This story is Un. Be. Lievable. Having lived in India for a number of years, I just cannot fathom how anyone could find a family they lost there when they were 5 years old, despite not even knowing their real name.  Saroo Brierley used Google Earth to do just that. He was lost from his family after begging his brother to take him to work on the train tracks one evening. He was told to wait on the platform but fell asleep, and when he awoke, assumed his brother must have gotten back on the train. He then climbed aboard himself and feel asleep again, only to wake up on a moving train, all alone, with no idea where he was going.
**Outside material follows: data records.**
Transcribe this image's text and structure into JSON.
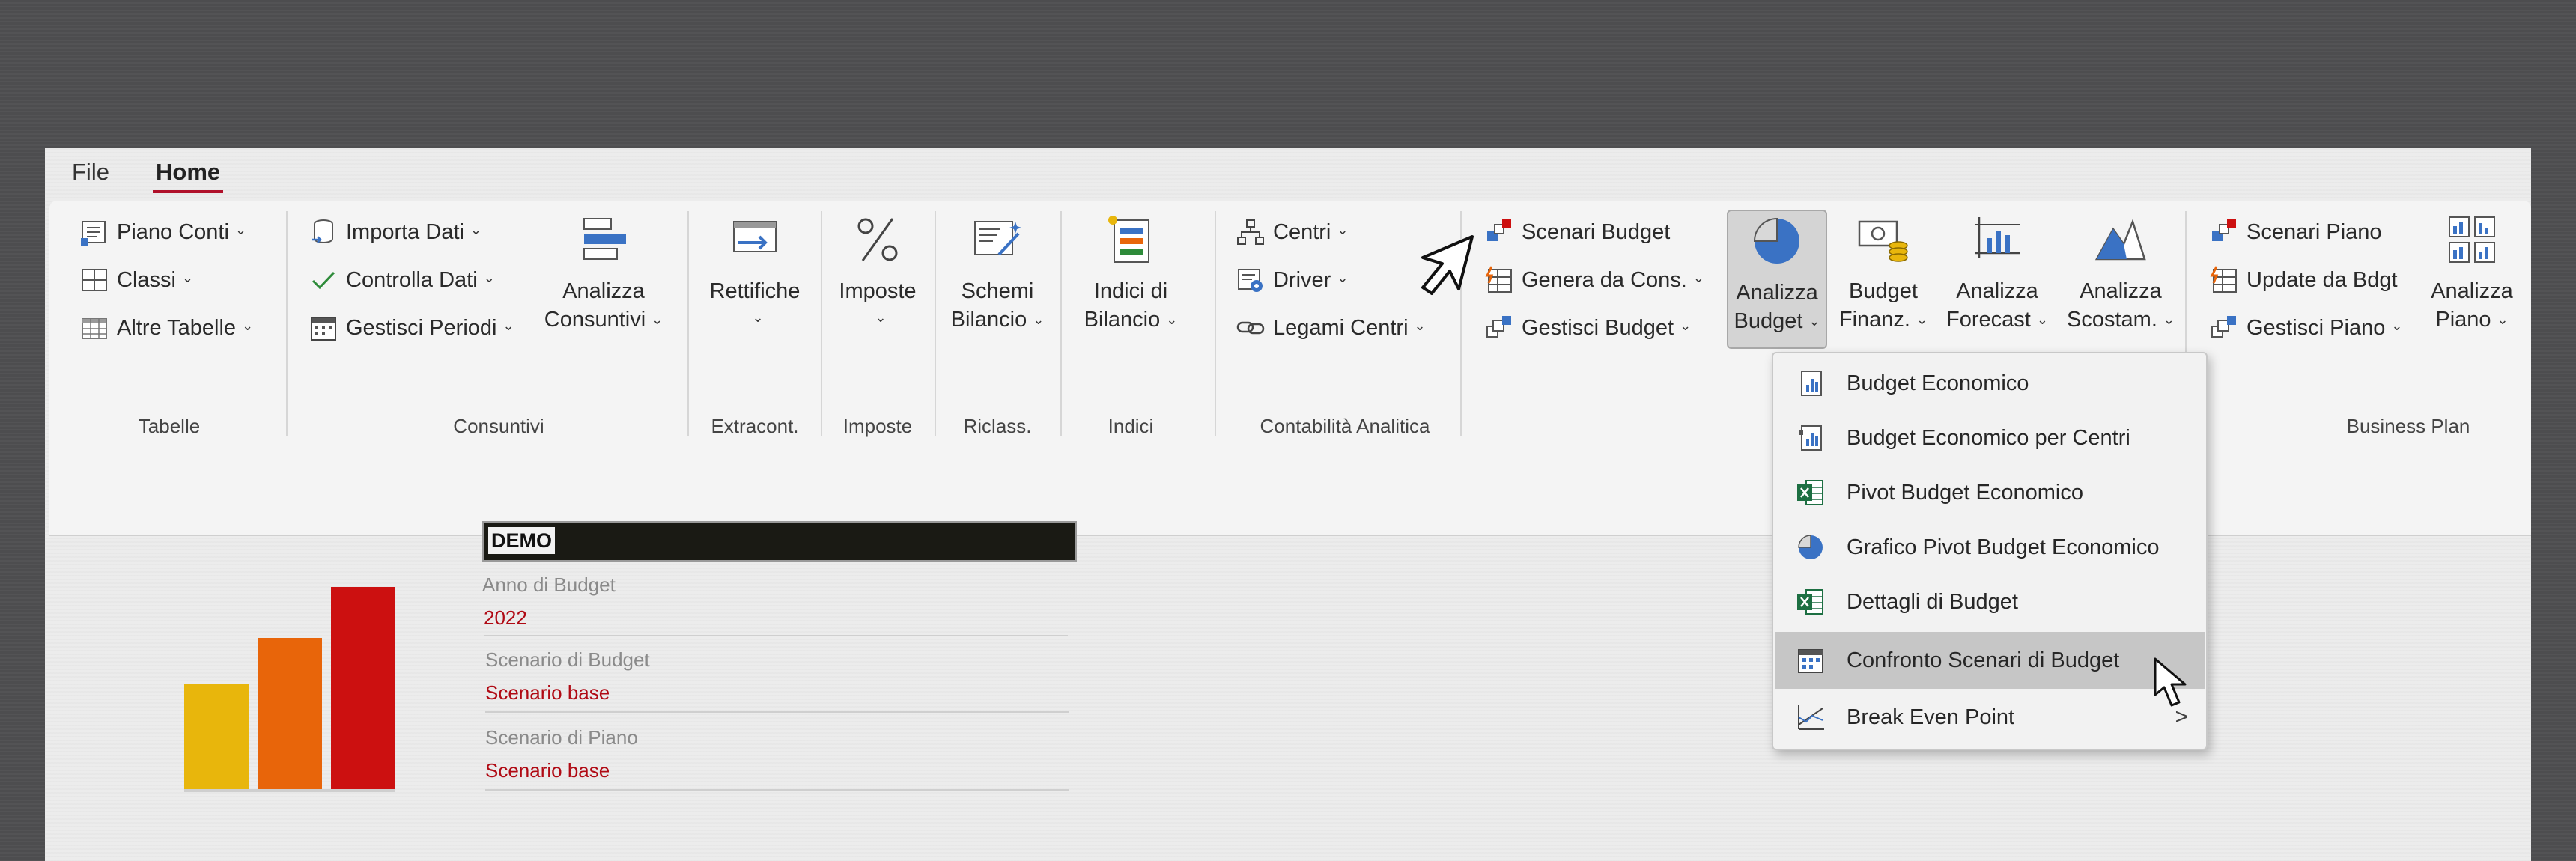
{
  "menu": {
    "file": "File",
    "home": "Home"
  },
  "ribbon": {
    "tabelle": {
      "piano_conti": "Piano Conti",
      "classi": "Classi",
      "altre_tabelle": "Altre Tabelle",
      "label": "Tabelle"
    },
    "consuntivi": {
      "importa_dati": "Importa Dati",
      "controlla_dati": "Controlla Dati",
      "gestisci_periodi": "Gestisci Periodi",
      "analizza_line1": "Analizza",
      "analizza_line2": "Consuntivi",
      "label": "Consuntivi"
    },
    "extracont": {
      "rettifiche": "Rettifiche",
      "label": "Extracont."
    },
    "imposte": {
      "imposte": "Imposte",
      "label": "Imposte"
    },
    "riclass": {
      "schemi_line1": "Schemi",
      "schemi_line2": "Bilancio",
      "label": "Riclass."
    },
    "indici": {
      "indici_line1": "Indici di",
      "indici_line2": "Bilancio",
      "label": "Indici"
    },
    "contabilita": {
      "centri": "Centri",
      "driver": "Driver",
      "legami_centri": "Legami Centri",
      "label": "Contabilità Analitica"
    },
    "budget": {
      "scenari_budget": "Scenari Budget",
      "genera_da_cons": "Genera da Cons.",
      "gestisci_budget": "Gestisci Budget",
      "analizza_budget_line1": "Analizza",
      "analizza_budget_line2": "Budget",
      "budget_finanz_line1": "Budget",
      "budget_finanz_line2": "Finanz.",
      "analizza_forecast_line1": "Analizza",
      "analizza_forecast_line2": "Forecast",
      "analizza_scostam_line1": "Analizza",
      "analizza_scostam_line2": "Scostam."
    },
    "business_plan": {
      "scenari_piano": "Scenari Piano",
      "update_da_bdgt": "Update da Bdgt",
      "gestisci_piano": "Gestisci Piano",
      "analizza_piano_line1": "Analizza",
      "analizza_piano_line2": "Piano",
      "label": "Business Plan"
    }
  },
  "dropdown": {
    "items": [
      {
        "label": "Budget Economico"
      },
      {
        "label": "Budget Economico per Centri"
      },
      {
        "label": "Pivot Budget Economico"
      },
      {
        "label": "Grafico Pivot Budget Economico"
      },
      {
        "label": "Dettagli di Budget"
      },
      {
        "label": "Confronto Scenari di Budget"
      },
      {
        "label": "Break Even Point"
      }
    ],
    "submenu_arrow": ">"
  },
  "main": {
    "company": "DEMO",
    "anno_label": "Anno di Budget",
    "anno_value": "2022",
    "scenario_budget_label": "Scenario di Budget",
    "scenario_budget_value": "Scenario base",
    "scenario_piano_label": "Scenario di Piano",
    "scenario_piano_value": "Scenario base"
  },
  "logo_colors": [
    "#e8b60c",
    "#e8650a",
    "#cc1010"
  ],
  "accent": "#b0102a",
  "chevron": "⌄"
}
Somehow, this incredible little boy survived living for weeks at Kolkata train station. Unlike in NZ, a child alone would not necessarily inspire compassion in those passing by. There are so many children begging for money in Indian train stations, most people try their hardest to just ignore them. So it was for Saroo. But by some miracle he made it out alive and found himself adopted to a family in Australia.  Twenty plus years later he began searching for home, obsessively scouring Google Earth for landmarks he had committed to memory in his many imagined walks through his home town. And somehow, he did it.